Assessibility for everyone

Have you forgotten your glasses?  Broken your leg?  Are you out and about with a pram?  Everyday life can quickly turn into a challenge.  Price tags are illegible, stairs insurmountable, narrow passages impassable.  Sparkasse Trier wants to ensure that all its customers have access to its services and to this end it has been working towards a barrier-free environment for some years.

Miriam Ostermann is familiar with barrier-free access in the city of Trier.

Sparkasse Trier emphasises its priority to offer customers easy access to banking services.
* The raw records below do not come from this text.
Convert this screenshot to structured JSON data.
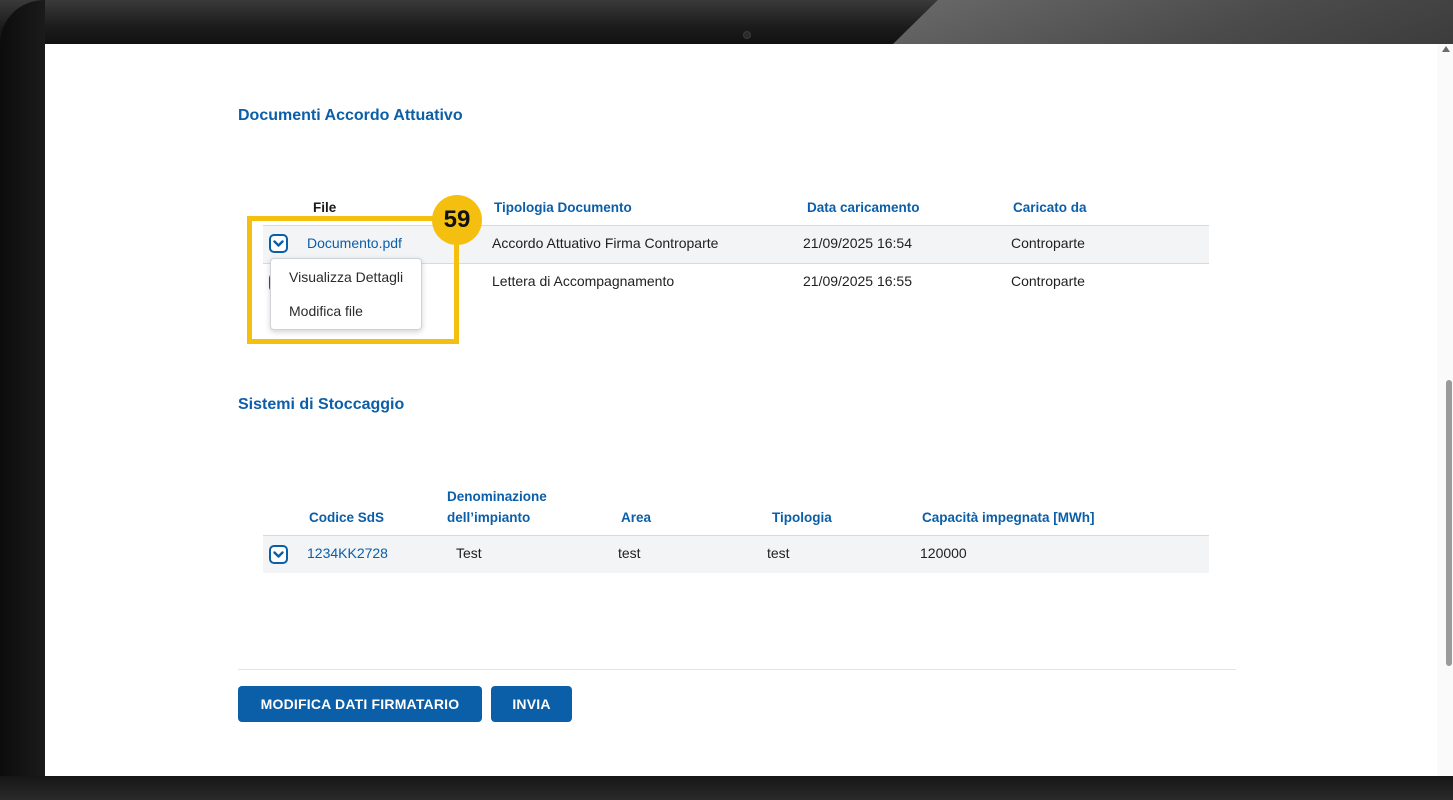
{
  "documenti": {
    "title": "Documenti Accordo Attuativo",
    "headers": {
      "file": "File",
      "tipologia": "Tipologia Documento",
      "data": "Data caricamento",
      "caricato": "Caricato da"
    },
    "rows": [
      {
        "file": "Documento.pdf",
        "tipologia": "Accordo Attuativo Firma Controparte",
        "data": "21/09/2025 16:54",
        "caricato": "Controparte"
      },
      {
        "file": "",
        "tipologia": "Lettera di Accompagnamento",
        "data": "21/09/2025 16:55",
        "caricato": "Controparte"
      }
    ],
    "menu": {
      "item1": "Visualizza Dettagli",
      "item2": "Modifica file"
    }
  },
  "callout": {
    "number": "59",
    "color": "#f5bf0f"
  },
  "stoccaggio": {
    "title": "Sistemi di Stoccaggio",
    "headers": {
      "codice": "Codice SdS",
      "denominazione_1": "Denominazione",
      "denominazione_2": "dell’impianto",
      "area": "Area",
      "tipologia": "Tipologia",
      "capacita": "Capacità impegnata [MWh]"
    },
    "rows": [
      {
        "codice": "1234KK2728",
        "denominazione": "Test",
        "area": "test",
        "tipologia": "test",
        "capacita": "120000"
      }
    ]
  },
  "actions": {
    "modifica": "MODIFICA DATI FIRMATARIO",
    "invia": "INVIA"
  },
  "colors": {
    "accent": "#0b5ea8",
    "highlight": "#f5bf0f"
  },
  "icons": {
    "toggle": "chevron-down-icon"
  }
}
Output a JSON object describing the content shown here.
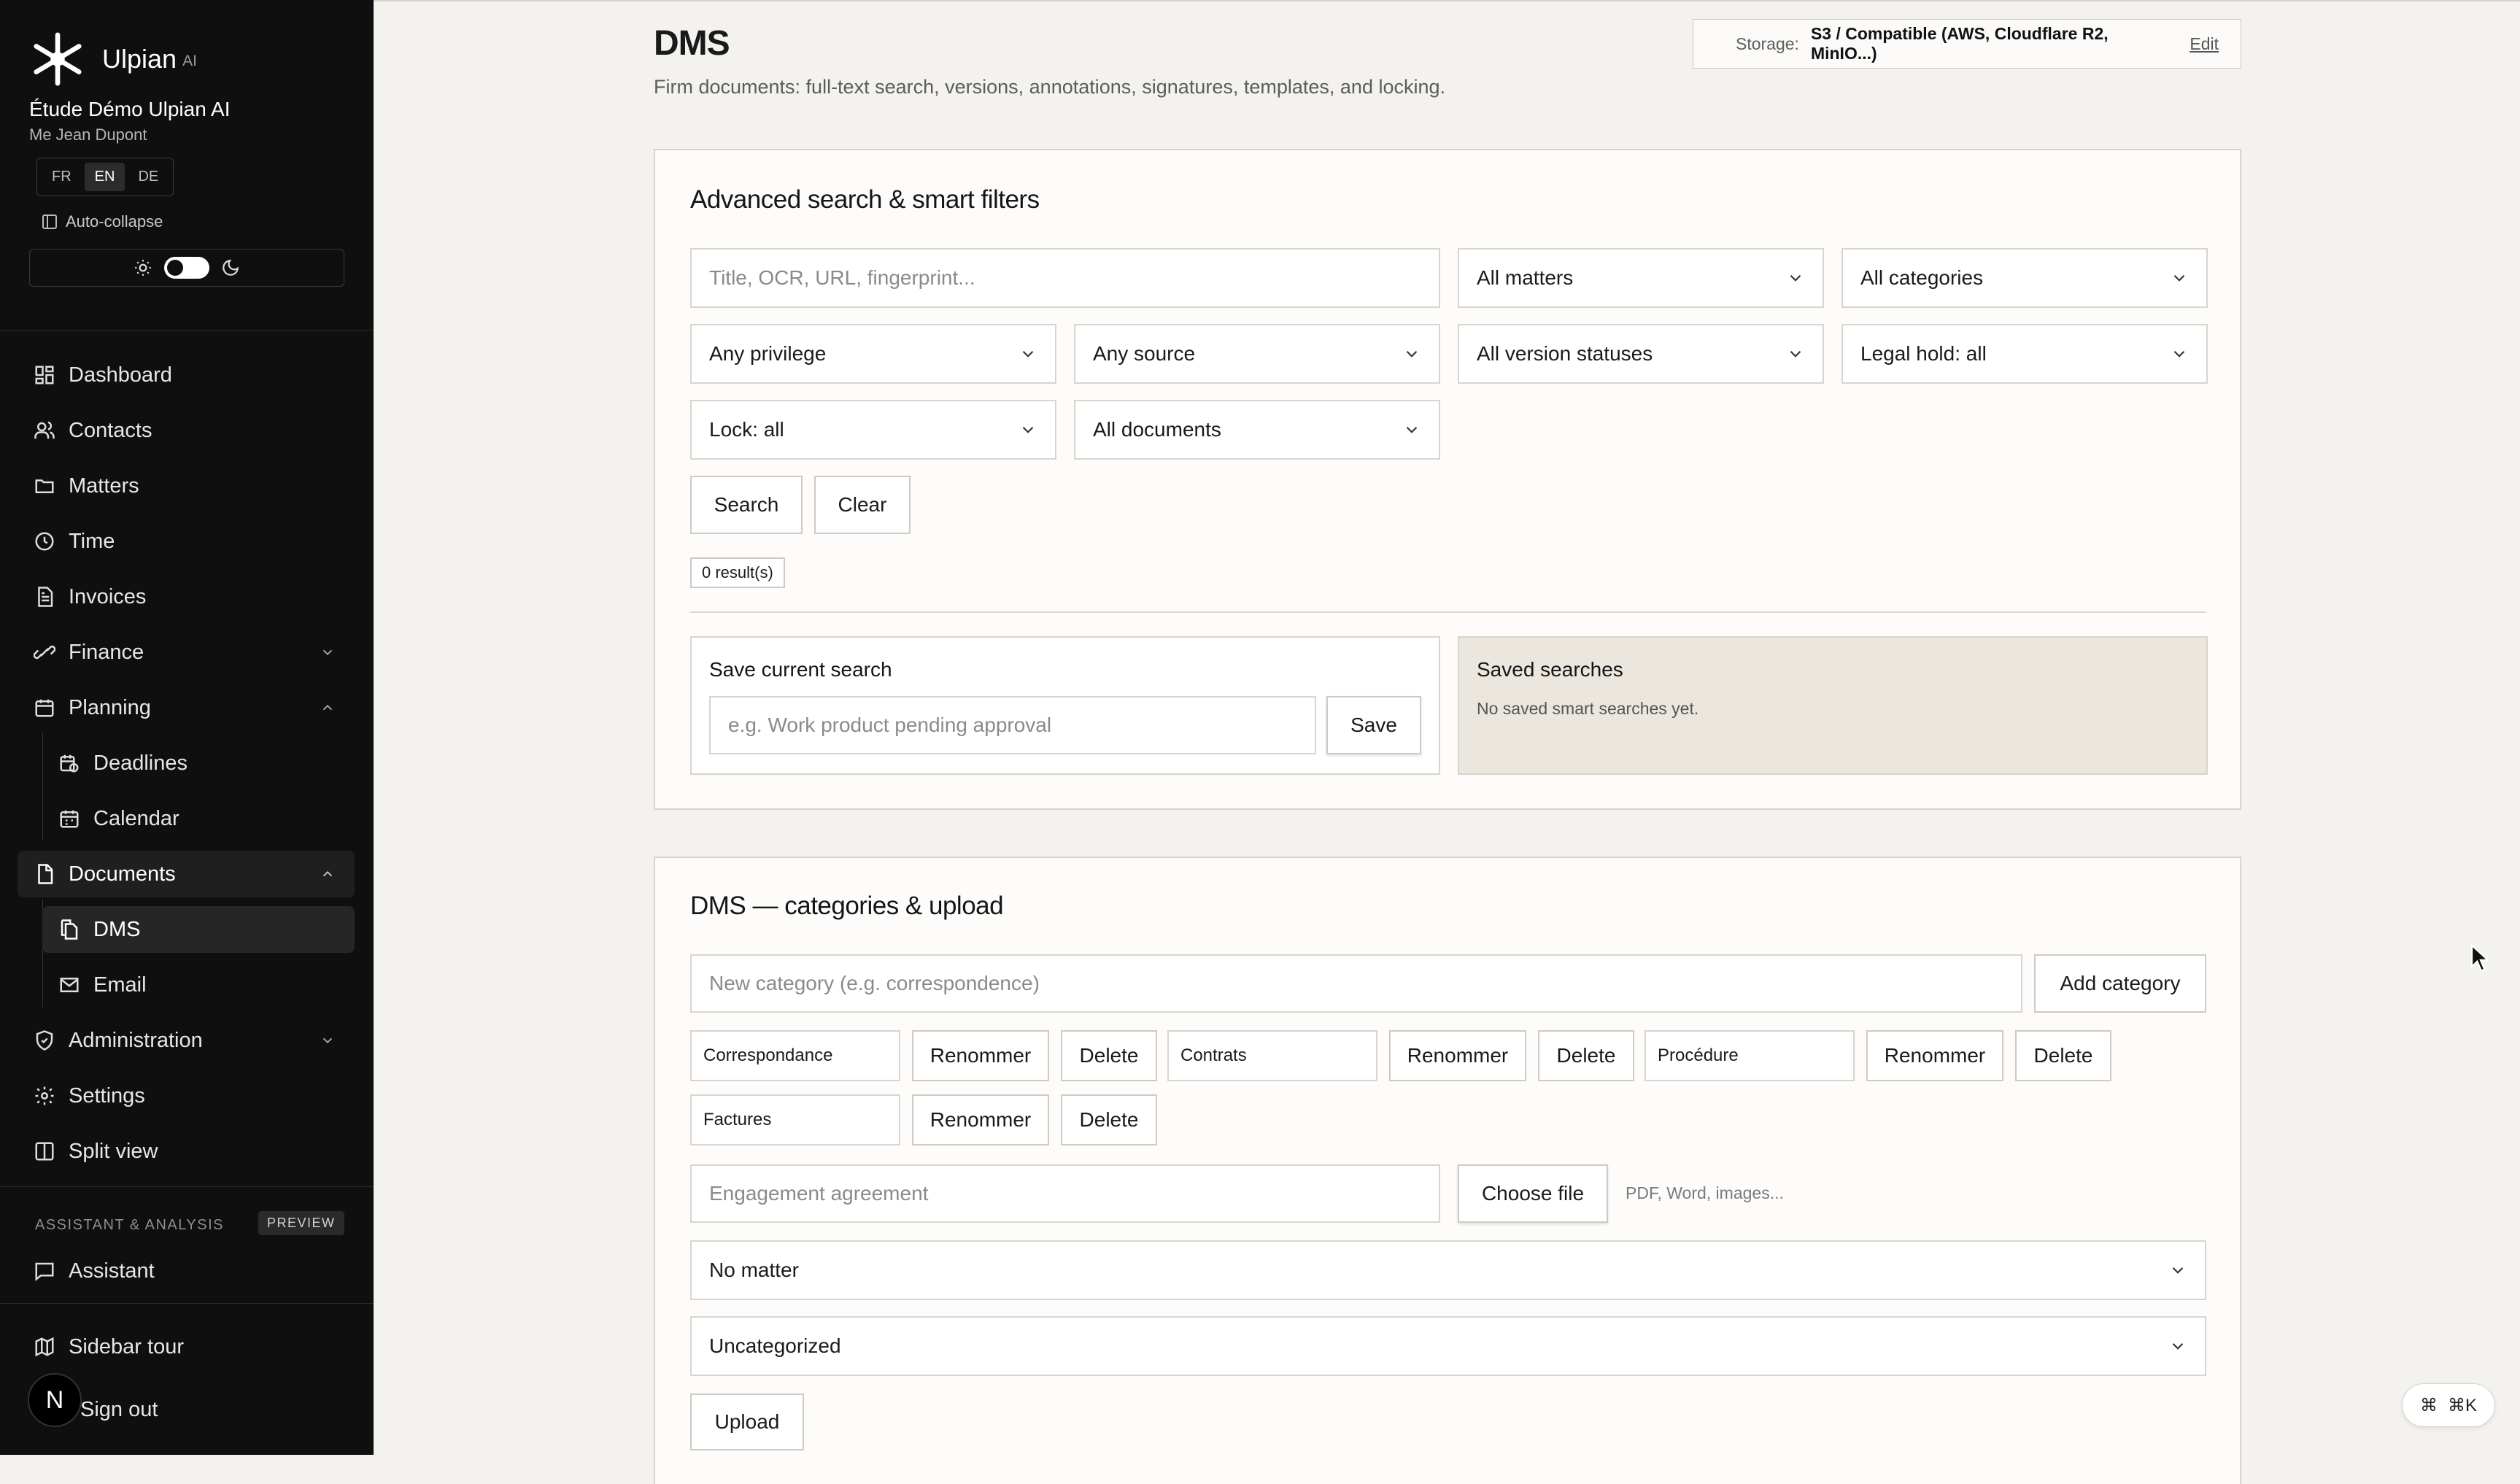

Miriam Ostermann is good at planning. As a wheelchair user, she is aware of her limits. She knows that shopping or going to the cinema might take her a little longer, because in her home town of Trier many of the shops and buildings are not wheelchair-accessible. With one positive exception: the Savings Bank. Most of the branches of Sparkasse Trier can be accessed via ramps or elevators.

The institution has been promoting barrier-free banking services for years. It is important for Sparkasse Trier that every customer has access to all of their services, regardless of disabilities or physical limitations. The operation of cash machines was simplified, and the keys enlarged to help blind or visually impaired customers to feel the functions. The machines were also equipped with larger monitors to significantly increase the legibility of the displayed information. 

There is at least one so-called 'Talking ATM' at each of Sparkasse Trier’s cash machine locations.  These provide audible instructions for all the machine’s functions.  Every branch has headphones available to ensure that all information is delivered privately.  

Of course, visually impaired or blind customers may also use barrier-free online banking facilities.  “These investments are important, also in the light of the demographic change that is taking place in our region and throughout the whole of Germany.  We will continue along this path until we have reached our goal:  barrier-free financial services for all,” declares Dr Peter Späth, Vice-CEO of Sparkasse Trier.  

Sparkasse Trier's exemplary attitude makes it a role model well beyond the financial services sector.  The Chamber of Trade in Trier certified one of the Savings Bank's branches as an “accessible, family and senior citizen-friendly service provider with regard to demographic change”.

Personal advice from Sparkasse Trier: easy to understand, and always on an equal footing.